Tetraspanins: molecular organisers of the leukocyte surface

Trends Immunol. 2003 Nov;24(11):610-7. doi: 10.1016/j.it.2003.09.011.


Tetraspanins are a large superfamily of cell surface membrane proteins characterised by their four transmembrane domains. They are expressed in a wide variety of cell types and have functional roles in processes, such as cellular adhesion, motility, activation and tumour invasion. Leukocytes express </=20 tetraspanin proteins on their surface. Tetraspanins have an exceptional ability to interact with a diverse array of important proteins, such as integrins, immunoreceptors and signalling molecules. They are thought to organise a novel type of cell surface membrane microdomain, which in leukocytes functions to regulate activation, motility and antigen presentation. The importance of tetraspanin microdomains in immunity is highlighted by the perturbations in the immune system observed in tetraspanin-deficient mice.

Publication types

  • Review

MeSH terms

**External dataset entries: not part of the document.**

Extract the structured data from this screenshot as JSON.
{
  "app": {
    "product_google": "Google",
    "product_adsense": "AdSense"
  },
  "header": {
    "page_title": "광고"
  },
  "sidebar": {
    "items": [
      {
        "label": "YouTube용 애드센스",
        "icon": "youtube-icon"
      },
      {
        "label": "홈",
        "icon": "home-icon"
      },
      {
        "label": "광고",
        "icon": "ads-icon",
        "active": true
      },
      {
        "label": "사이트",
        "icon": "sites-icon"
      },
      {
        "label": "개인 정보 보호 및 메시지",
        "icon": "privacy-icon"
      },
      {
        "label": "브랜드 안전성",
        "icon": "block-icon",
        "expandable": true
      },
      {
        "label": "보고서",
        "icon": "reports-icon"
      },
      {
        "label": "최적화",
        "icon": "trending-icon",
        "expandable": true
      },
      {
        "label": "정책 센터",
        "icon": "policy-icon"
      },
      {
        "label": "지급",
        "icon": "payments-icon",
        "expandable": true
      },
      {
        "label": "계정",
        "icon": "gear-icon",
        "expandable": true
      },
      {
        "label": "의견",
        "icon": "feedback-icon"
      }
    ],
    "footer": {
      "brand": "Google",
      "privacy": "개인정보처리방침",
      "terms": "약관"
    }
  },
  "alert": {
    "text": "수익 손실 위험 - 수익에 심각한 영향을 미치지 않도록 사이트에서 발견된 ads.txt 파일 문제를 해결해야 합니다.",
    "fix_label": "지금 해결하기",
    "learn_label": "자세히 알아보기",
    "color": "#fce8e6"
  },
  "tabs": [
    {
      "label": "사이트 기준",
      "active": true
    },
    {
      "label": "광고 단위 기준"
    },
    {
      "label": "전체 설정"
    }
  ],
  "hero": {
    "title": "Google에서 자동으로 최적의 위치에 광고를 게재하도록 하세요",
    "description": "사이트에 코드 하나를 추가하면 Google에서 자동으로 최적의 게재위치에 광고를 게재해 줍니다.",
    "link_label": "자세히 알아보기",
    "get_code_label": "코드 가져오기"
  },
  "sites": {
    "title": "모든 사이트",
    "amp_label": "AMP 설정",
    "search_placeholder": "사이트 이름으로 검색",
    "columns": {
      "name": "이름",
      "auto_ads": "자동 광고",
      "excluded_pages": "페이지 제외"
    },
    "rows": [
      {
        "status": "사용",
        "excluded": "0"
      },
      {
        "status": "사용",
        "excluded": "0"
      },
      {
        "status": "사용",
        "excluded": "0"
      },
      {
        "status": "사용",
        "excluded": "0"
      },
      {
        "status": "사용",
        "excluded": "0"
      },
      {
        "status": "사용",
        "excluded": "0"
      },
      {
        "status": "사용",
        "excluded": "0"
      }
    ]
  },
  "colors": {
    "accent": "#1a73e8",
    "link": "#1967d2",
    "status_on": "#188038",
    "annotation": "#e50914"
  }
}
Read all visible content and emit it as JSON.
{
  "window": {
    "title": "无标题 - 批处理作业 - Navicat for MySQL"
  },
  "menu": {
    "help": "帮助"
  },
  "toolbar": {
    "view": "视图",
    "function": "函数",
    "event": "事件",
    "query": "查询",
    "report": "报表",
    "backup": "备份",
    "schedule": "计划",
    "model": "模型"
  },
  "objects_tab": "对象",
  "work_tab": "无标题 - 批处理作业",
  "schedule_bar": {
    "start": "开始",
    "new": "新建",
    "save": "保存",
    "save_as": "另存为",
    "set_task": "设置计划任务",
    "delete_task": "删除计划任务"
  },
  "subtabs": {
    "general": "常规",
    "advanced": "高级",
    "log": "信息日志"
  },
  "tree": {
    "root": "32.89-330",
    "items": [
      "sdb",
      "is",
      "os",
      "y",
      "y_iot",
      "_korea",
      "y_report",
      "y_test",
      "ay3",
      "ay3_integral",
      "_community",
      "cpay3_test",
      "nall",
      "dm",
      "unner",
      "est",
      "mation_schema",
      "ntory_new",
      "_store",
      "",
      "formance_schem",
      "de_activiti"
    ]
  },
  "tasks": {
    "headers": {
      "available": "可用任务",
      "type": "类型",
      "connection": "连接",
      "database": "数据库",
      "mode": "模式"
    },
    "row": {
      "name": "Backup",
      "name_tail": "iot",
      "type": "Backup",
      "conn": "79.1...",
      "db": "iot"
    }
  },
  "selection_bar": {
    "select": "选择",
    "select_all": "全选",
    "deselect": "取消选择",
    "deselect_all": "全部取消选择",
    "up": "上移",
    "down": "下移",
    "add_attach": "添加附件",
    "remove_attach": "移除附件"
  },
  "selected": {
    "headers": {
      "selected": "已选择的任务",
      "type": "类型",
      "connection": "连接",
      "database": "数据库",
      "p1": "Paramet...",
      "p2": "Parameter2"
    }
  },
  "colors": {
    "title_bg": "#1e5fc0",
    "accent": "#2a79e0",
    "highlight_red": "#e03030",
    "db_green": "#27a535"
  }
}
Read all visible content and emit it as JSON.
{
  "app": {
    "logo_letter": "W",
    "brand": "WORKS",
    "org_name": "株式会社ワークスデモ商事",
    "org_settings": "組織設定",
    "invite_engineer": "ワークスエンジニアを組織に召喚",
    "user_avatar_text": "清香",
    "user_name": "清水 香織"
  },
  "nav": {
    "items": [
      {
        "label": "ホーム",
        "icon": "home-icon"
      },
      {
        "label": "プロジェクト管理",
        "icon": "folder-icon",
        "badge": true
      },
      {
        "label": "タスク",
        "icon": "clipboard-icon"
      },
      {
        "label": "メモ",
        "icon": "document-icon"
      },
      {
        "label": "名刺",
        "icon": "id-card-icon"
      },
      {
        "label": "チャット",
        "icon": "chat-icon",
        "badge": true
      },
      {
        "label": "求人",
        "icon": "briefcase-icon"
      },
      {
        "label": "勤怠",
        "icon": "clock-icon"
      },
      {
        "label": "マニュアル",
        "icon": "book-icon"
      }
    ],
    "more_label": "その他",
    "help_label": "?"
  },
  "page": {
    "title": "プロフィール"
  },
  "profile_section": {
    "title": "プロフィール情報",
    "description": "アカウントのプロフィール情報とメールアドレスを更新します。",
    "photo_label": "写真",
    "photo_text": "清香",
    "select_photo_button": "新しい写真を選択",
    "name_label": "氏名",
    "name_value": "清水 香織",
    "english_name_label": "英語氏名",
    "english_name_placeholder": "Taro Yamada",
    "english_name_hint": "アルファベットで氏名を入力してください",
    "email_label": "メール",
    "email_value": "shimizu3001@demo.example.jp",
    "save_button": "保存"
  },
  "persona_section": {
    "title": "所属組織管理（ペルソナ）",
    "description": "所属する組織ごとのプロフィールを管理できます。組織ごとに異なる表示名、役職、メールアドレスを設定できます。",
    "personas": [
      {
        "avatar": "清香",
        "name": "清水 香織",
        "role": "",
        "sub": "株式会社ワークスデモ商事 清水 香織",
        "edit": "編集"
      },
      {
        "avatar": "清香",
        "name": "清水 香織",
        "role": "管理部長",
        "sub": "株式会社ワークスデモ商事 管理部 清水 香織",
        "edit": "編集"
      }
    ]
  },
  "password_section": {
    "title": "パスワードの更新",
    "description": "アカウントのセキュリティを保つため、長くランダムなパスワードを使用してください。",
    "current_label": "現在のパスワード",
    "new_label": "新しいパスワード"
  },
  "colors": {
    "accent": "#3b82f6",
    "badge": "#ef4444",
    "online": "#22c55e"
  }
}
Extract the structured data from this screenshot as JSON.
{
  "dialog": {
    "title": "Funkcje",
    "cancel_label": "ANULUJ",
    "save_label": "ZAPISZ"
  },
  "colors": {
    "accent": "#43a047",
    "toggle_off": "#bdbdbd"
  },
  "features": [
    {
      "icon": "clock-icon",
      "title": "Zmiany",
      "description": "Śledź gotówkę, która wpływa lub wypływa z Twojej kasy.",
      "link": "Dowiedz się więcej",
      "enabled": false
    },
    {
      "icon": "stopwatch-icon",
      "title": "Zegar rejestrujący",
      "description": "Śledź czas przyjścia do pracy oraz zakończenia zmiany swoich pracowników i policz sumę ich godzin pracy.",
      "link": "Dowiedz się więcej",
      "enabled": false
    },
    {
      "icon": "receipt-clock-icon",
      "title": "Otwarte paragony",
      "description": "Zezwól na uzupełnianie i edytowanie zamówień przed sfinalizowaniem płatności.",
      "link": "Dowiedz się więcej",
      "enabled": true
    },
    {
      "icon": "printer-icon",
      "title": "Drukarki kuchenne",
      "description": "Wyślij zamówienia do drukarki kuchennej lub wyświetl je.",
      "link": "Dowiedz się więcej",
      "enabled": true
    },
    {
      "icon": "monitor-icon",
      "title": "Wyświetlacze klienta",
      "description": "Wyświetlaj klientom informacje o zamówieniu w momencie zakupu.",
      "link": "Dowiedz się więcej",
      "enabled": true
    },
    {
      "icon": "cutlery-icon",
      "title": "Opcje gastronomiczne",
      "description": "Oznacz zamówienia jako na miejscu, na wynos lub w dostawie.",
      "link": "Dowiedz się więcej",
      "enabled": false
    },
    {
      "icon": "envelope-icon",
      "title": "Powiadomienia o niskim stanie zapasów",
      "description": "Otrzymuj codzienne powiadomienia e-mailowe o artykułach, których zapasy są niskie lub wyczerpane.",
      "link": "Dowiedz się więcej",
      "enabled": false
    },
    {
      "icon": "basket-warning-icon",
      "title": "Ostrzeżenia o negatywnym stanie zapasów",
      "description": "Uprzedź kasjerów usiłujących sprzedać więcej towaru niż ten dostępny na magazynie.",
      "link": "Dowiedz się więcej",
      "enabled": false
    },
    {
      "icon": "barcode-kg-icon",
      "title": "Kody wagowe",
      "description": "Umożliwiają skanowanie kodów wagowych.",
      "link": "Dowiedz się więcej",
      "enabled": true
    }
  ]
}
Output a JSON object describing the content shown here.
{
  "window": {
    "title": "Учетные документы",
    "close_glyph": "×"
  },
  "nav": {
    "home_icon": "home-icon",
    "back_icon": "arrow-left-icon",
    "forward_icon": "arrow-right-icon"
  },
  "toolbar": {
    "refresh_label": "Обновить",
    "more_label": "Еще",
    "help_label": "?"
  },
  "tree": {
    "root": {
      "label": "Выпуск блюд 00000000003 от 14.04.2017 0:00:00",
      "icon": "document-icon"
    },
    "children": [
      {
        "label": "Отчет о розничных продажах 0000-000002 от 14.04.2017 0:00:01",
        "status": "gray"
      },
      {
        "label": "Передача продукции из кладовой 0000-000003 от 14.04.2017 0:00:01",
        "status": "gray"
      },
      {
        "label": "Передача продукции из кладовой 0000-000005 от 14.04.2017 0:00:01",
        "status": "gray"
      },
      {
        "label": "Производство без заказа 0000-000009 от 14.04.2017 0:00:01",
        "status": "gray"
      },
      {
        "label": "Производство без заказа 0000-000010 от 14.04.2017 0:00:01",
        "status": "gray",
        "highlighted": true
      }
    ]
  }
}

  • Animals
  • Antigen Presentation
  • B-Lymphocytes / immunology
  • Cell Membrane / immunology
  • Humans
  • Integrins / immunology
  • Leukocytes / immunology*
  • Lymphocyte Activation
  • Membrane Proteins / chemistry
  • Membrane Proteins / genetics
  • Membrane Proteins / immunology*
  • Mice
  • Mice, Knockout
  • Signal Transduction
  • T-Lymphocytes / immunology


  • Integrins
  • Membrane Proteins